|Native to||United States|
|Region||Northwestern corner of the Olympic Peninsula of Washington state, on the south side of the Strait of Juan de Fuca|
|Ethnicity||2,220 Makah (2000 census)|
|Extinct||2002, with the death of Ruth E. Claplanhoo|
The Makah language is the indigenous language spoken by the Makah. Makah has not been spoken as a first language since 2002, when its last fluent native speaker died. However, it survives as a second language, and the Makah tribe is attempting to revive the language, including through preschool classes. The endonym for the Makah is q?i·q?i·diaq.
The Makah reside in the northwestern corner of the Olympic Peninsula of Washington on the south side of the Strait of Juan de Fuca. It is closely related to Nuu-chah-nulth and Ditidaht, which are languages of the First Nations of the west coast of Vancouver Island on the north side of the strait, in the Canadian province of British Columbia. Makah is the only member of the Wakashan language family in the United States, with the other members spoken in British Columbia, from Vancouver Island to the Central Coast region.
Makah, Nuu-chah-nulth and Ditidaht belong to the Southern Nootkan branch of the Wakashan family. The Northern Wakashan languages, which are Kwak'wala, Heiltsuk-Oowekyala and Haisla, are spoken farther north, beyond the territory of the Nuu-chah-nulth.
The phonemes (distinctive sounds) of Makah are presented below in the Makah alphabet; if the symbol in the native alphabet differs from the IPA symbol, the IPA equivalent will be given in brackets.
|ejective||p? [p']||t? [t']||k? [k']||k [k?']||q? [q']||q [q?']|
|Affricate||voiceless||c [ts]||? [t?]||? [t?]|
|Fricative||s||? [?]||? [?]||x||x?||x? [?]||x |
There are five phonologically short vowels (written ?a e i o u? and pronounced [?], [?], [?], [?], and [?]) and five phonologically long vowels (written ?a· e· i· o· u·? and pronounced [a], [æ], [i], [o], and [u]). There are also and six diphthongs" (written ?ay oy ey iy aw uy?, pronounced [aj], [?j], [e], [i:], [aw], and [u:j]).
"Like other Wakashan languages, Makah inflects verbs for evidentiality, indicating the level and source of the speaker's knowledge about a statement.
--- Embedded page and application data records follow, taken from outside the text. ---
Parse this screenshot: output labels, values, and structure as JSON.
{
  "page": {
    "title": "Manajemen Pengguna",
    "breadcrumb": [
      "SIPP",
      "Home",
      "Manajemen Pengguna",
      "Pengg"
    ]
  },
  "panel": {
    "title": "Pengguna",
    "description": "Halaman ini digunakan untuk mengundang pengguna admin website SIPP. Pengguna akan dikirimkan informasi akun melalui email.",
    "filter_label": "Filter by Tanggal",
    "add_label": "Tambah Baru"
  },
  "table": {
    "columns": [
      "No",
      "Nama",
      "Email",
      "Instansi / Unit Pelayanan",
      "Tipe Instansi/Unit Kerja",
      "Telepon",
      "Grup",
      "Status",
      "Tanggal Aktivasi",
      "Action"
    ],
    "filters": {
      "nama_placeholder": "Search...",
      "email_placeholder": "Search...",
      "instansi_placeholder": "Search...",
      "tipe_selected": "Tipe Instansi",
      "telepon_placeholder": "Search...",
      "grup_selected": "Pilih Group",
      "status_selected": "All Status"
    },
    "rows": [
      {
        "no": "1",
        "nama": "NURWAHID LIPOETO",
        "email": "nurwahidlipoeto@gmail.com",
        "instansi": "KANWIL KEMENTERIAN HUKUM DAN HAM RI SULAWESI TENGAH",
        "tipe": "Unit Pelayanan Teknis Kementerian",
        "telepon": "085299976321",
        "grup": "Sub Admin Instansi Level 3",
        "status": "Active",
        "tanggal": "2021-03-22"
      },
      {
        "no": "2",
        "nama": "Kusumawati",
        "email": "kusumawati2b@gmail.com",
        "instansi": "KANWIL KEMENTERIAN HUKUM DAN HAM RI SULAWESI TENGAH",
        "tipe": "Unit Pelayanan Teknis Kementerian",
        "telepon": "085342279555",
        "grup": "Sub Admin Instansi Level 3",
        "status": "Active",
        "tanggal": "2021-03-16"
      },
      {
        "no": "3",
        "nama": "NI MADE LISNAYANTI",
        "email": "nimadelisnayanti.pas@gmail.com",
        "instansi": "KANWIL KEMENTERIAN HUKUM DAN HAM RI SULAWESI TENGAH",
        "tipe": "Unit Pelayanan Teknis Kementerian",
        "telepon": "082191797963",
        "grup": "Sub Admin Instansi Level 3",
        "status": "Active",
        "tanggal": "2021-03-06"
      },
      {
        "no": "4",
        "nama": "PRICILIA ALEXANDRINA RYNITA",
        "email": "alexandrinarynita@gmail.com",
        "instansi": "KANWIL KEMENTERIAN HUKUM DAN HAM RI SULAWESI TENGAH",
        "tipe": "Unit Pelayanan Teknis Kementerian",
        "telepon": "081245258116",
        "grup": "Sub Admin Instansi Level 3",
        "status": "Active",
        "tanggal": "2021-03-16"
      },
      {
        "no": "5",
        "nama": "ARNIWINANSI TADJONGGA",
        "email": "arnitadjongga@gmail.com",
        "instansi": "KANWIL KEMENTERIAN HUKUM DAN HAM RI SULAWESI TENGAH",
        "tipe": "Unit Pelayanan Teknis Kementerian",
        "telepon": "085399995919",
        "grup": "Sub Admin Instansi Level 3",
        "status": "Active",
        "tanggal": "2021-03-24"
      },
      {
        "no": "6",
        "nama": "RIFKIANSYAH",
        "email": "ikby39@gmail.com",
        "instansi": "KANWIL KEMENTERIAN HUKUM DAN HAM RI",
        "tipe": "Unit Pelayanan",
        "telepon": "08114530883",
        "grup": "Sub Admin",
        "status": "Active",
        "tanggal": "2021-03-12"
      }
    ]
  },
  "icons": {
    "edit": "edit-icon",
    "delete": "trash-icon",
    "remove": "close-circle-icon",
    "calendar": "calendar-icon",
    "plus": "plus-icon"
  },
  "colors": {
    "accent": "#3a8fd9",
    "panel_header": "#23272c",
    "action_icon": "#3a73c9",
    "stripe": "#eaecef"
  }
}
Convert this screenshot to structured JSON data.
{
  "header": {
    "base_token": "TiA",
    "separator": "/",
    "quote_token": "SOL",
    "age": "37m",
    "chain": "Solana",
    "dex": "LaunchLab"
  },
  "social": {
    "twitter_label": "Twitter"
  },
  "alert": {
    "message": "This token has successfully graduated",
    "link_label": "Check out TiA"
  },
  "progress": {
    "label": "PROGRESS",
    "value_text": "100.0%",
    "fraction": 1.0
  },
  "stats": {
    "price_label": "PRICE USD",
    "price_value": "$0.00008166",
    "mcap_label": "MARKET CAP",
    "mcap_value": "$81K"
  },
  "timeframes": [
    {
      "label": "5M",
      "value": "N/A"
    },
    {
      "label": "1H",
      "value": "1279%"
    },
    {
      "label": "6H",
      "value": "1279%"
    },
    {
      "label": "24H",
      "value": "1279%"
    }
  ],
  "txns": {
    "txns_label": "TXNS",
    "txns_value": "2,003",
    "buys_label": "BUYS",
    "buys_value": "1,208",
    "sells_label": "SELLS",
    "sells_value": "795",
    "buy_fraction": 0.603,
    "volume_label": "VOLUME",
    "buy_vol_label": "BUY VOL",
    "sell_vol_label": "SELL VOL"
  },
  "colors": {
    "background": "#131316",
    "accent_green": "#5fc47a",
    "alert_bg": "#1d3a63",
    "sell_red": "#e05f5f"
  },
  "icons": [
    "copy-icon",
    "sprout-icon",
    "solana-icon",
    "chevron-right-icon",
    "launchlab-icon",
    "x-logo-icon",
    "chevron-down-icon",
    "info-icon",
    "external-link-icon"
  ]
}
Some examples are shown in the following table:
|hi·daw?a?wa·d||"I hear he found it"||-wa·t, hearsay|
|pu·pu·q?ad?i||"he's blowing a whistle"||-q?adi, auditory|
|apaccaqil||"It looks like a canoe"||-caqi?, uncertain visual evidence, as trying to make out something at a distance|
|ha?uk?a?pi·dic||"I see you ate"||-pi·t, inference from physical evidence|
|dudu·k?a?x?a·?||"He's probably singing"||-x?a·-?, inferred probability|
Alongside those examples, compare corresponding sentences without the evidentials: hi·daw?al, "he found it"; apac?, "it's a canoe"; ha?uk?alic, "you're eating"; dudu·k?al, "he's singing"."
The Makah word encodes much information; Davidson (2002) outlines the formal word structure below (pg. 160),
|base||core suffixes||aspect||peripheral suffixes||aspect||clitic sequence|
|expanded unextended word|
The 'unextended word' consists of a root (the 'base'), lexical suffixes, and aspectual suffixes. It carries the 'dictionary meaning' of the word, while the clitics represent what can be thought of as 'inflections' for other grammatical categories. The unextended word,[sentence fragment]
The 'expanded unextended' word is formed by the addition of a peripheral suffix, which can change the part of speech while and often contains an aspectual value. These suffixes 'cross-cut' the core/nuclear distinction. The order of the clitic sequence is as follows:
=Diminutive=Temporal=Causative=Possessive=Passive-Inverse=Tense=Mood=Pronominal=Habitual=3rd Person Plural=Responsive='again'
The modal-pronominal clitics are often combined, creating a separate set of pronominal clitics for each mood. Makah marks for the indicative, purposive, quotative, subordinate, inferential, mirative, conditional, relative, content interrogative and polar interrogative moods.